***** Information *****
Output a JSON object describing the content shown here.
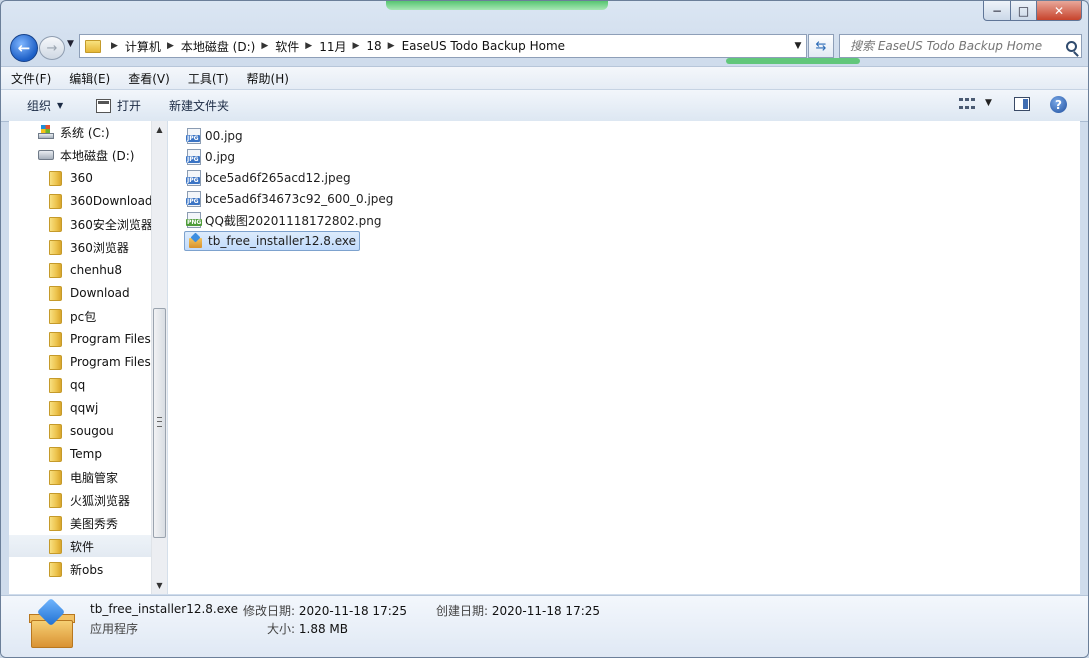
{
  "window": {
    "caption_min": "−",
    "caption_max": "□",
    "caption_close": "✕"
  },
  "nav": {
    "back_glyph": "←",
    "forward_glyph": "→",
    "breadcrumbs": [
      "计算机",
      "本地磁盘 (D:)",
      "软件",
      "11月",
      "18",
      "EaseUS Todo Backup Home"
    ],
    "search_placeholder": "搜索 EaseUS Todo Backup Home"
  },
  "menu": [
    "文件(F)",
    "编辑(E)",
    "查看(V)",
    "工具(T)",
    "帮助(H)"
  ],
  "toolbar": {
    "organize": "组织",
    "open": "打开",
    "new_folder": "新建文件夹",
    "help": "?"
  },
  "sidebar": {
    "items": [
      {
        "label": "系统 (C:)",
        "icon": "windows-drive-icon"
      },
      {
        "label": "本地磁盘 (D:)",
        "icon": "drive-icon"
      },
      {
        "label": "360",
        "icon": "folder-icon"
      },
      {
        "label": "360Download",
        "icon": "folder-icon"
      },
      {
        "label": "360安全浏览器",
        "icon": "folder-icon"
      },
      {
        "label": "360浏览器",
        "icon": "folder-icon"
      },
      {
        "label": "chenhu8",
        "icon": "folder-icon"
      },
      {
        "label": "Download",
        "icon": "folder-icon"
      },
      {
        "label": "pc包",
        "icon": "folder-icon"
      },
      {
        "label": "Program Files",
        "icon": "folder-icon"
      },
      {
        "label": "Program Files",
        "icon": "folder-icon"
      },
      {
        "label": "qq",
        "icon": "folder-icon"
      },
      {
        "label": "qqwj",
        "icon": "folder-icon"
      },
      {
        "label": "sougou",
        "icon": "folder-icon"
      },
      {
        "label": "Temp",
        "icon": "folder-icon"
      },
      {
        "label": "电脑管家",
        "icon": "folder-icon"
      },
      {
        "label": "火狐浏览器",
        "icon": "folder-icon"
      },
      {
        "label": "美图秀秀",
        "icon": "folder-icon"
      },
      {
        "label": "软件",
        "icon": "folder-icon",
        "selected": true
      },
      {
        "label": "新obs",
        "icon": "folder-icon"
      }
    ]
  },
  "files": [
    {
      "name": "00.jpg",
      "type": "JPG"
    },
    {
      "name": "0.jpg",
      "type": "JPG"
    },
    {
      "name": "bce5ad6f265acd12.jpeg",
      "type": "JPG"
    },
    {
      "name": "bce5ad6f34673c92_600_0.jpeg",
      "type": "JPG"
    },
    {
      "name": "QQ截图20201118172802.png",
      "type": "PNG"
    },
    {
      "name": "tb_free_installer12.8.exe",
      "type": "EXE",
      "selected": true
    }
  ],
  "details": {
    "name": "tb_free_installer12.8.exe",
    "type": "应用程序",
    "modified_label": "修改日期:",
    "modified_value": "2020-11-18 17:25",
    "created_label": "创建日期:",
    "created_value": "2020-11-18 17:25",
    "size_label": "大小:",
    "size_value": "1.88 MB"
  },
  "colors": {
    "selection": "#c1dbfc",
    "selection_border": "#7da2ce",
    "frame": "#cfdcec"
  }
}
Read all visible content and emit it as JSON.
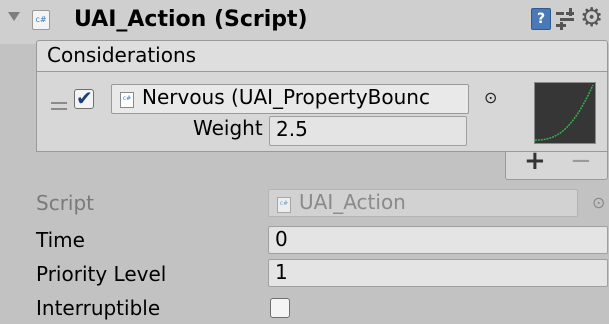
{
  "header": {
    "title": "UAI_Action (Script)",
    "script_icon_text": "c#",
    "icons": [
      "foldout-arrow-icon",
      "script-icon",
      "help-icon",
      "presets-icon",
      "gear-icon"
    ]
  },
  "considerations": {
    "header_label": "Considerations",
    "items": [
      {
        "enabled": true,
        "object_label": "Nervous (UAI_PropertyBounc",
        "object_icon_text": "c#",
        "weight_label": "Weight",
        "weight_value": "2.5"
      }
    ],
    "add_label": "+",
    "remove_label": "−"
  },
  "properties": {
    "script_label": "Script",
    "script_value": "UAI_Action",
    "time_label": "Time",
    "time_value": "0",
    "priority_label": "Priority Level",
    "priority_value": "1",
    "interruptible_label": "Interruptible",
    "interruptible_checked": false
  },
  "colors": {
    "inspector_bg": "#c2c2c2",
    "header_bg": "#cfcfcf",
    "curve_bg": "#363636",
    "curve_line": "#2fb84a",
    "checkmark": "#1d3f78",
    "help_icon": "#4a79b7"
  }
}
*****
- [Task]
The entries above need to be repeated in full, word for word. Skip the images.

- [Task solution]
Output a JSON object describing the content shown here.
{
  "window": {
    "caption_min": "−",
    "caption_max": "□",
    "caption_close": "✕"
  },
  "nav": {
    "back_glyph": "←",
    "forward_glyph": "→",
    "breadcrumbs": [
      "计算机",
      "本地磁盘 (D:)",
      "软件",
      "11月",
      "18",
      "EaseUS Todo Backup Home"
    ],
    "search_placeholder": "搜索 EaseUS Todo Backup Home"
  },
  "menu": [
    "文件(F)",
    "编辑(E)",
    "查看(V)",
    "工具(T)",
    "帮助(H)"
  ],
  "toolbar": {
    "organize": "组织",
    "open": "打开",
    "new_folder": "新建文件夹",
    "help": "?"
  },
  "sidebar": {
    "items": [
      {
        "label": "系统 (C:)",
        "icon": "windows-drive-icon"
      },
      {
        "label": "本地磁盘 (D:)",
        "icon": "drive-icon"
      },
      {
        "label": "360",
        "icon": "folder-icon"
      },
      {
        "label": "360Download",
        "icon": "folder-icon"
      },
      {
        "label": "360安全浏览器",
        "icon": "folder-icon"
      },
      {
        "label": "360浏览器",
        "icon": "folder-icon"
      },
      {
        "label": "chenhu8",
        "icon": "folder-icon"
      },
      {
        "label": "Download",
        "icon": "folder-icon"
      },
      {
        "label": "pc包",
        "icon": "folder-icon"
      },
      {
        "label": "Program Files",
        "icon": "folder-icon"
      },
      {
        "label": "Program Files",
        "icon": "folder-icon"
      },
      {
        "label": "qq",
        "icon": "folder-icon"
      },
      {
        "label": "qqwj",
        "icon": "folder-icon"
      },
      {
        "label": "sougou",
        "icon": "folder-icon"
      },
      {
        "label": "Temp",
        "icon": "folder-icon"
      },
      {
        "label": "电脑管家",
        "icon": "folder-icon"
      },
      {
        "label": "火狐浏览器",
        "icon": "folder-icon"
      },
      {
        "label": "美图秀秀",
        "icon": "folder-icon"
      },
      {
        "label": "软件",
        "icon": "folder-icon",
        "selected": true
      },
      {
        "label": "新obs",
        "icon": "folder-icon"
      }
    ]
  },
  "files": [
    {
      "name": "00.jpg",
      "type": "JPG"
    },
    {
      "name": "0.jpg",
      "type": "JPG"
    },
    {
      "name": "bce5ad6f265acd12.jpeg",
      "type": "JPG"
    },
    {
      "name": "bce5ad6f34673c92_600_0.jpeg",
      "type": "JPG"
    },
    {
      "name": "QQ截图20201118172802.png",
      "type": "PNG"
    },
    {
      "name": "tb_free_installer12.8.exe",
      "type": "EXE",
      "selected": true
    }
  ],
  "details": {
    "name": "tb_free_installer12.8.exe",
    "type": "应用程序",
    "modified_label": "修改日期:",
    "modified_value": "2020-11-18 17:25",
    "created_label": "创建日期:",
    "created_value": "2020-11-18 17:25",
    "size_label": "大小:",
    "size_value": "1.88 MB"
  },
  "colors": {
    "selection": "#c1dbfc",
    "selection_border": "#7da2ce",
    "frame": "#cfdcec"
  }
}
Read all visible content and emit it as JSON.
{
  "header": {
    "title": "UAI_Action (Script)",
    "script_icon_text": "c#",
    "icons": [
      "foldout-arrow-icon",
      "script-icon",
      "help-icon",
      "presets-icon",
      "gear-icon"
    ]
  },
  "considerations": {
    "header_label": "Considerations",
    "items": [
      {
        "enabled": true,
        "object_label": "Nervous (UAI_PropertyBounc",
        "object_icon_text": "c#",
        "weight_label": "Weight",
        "weight_value": "2.5"
      }
    ],
    "add_label": "+",
    "remove_label": "−"
  },
  "properties": {
    "script_label": "Script",
    "script_value": "UAI_Action",
    "time_label": "Time",
    "time_value": "0",
    "priority_label": "Priority Level",
    "priority_value": "1",
    "interruptible_label": "Interruptible",
    "interruptible_checked": false
  },
  "colors": {
    "inspector_bg": "#c2c2c2",
    "header_bg": "#cfcfcf",
    "curve_bg": "#363636",
    "curve_line": "#2fb84a",
    "checkmark": "#1d3f78",
    "help_icon": "#4a79b7"
  }
}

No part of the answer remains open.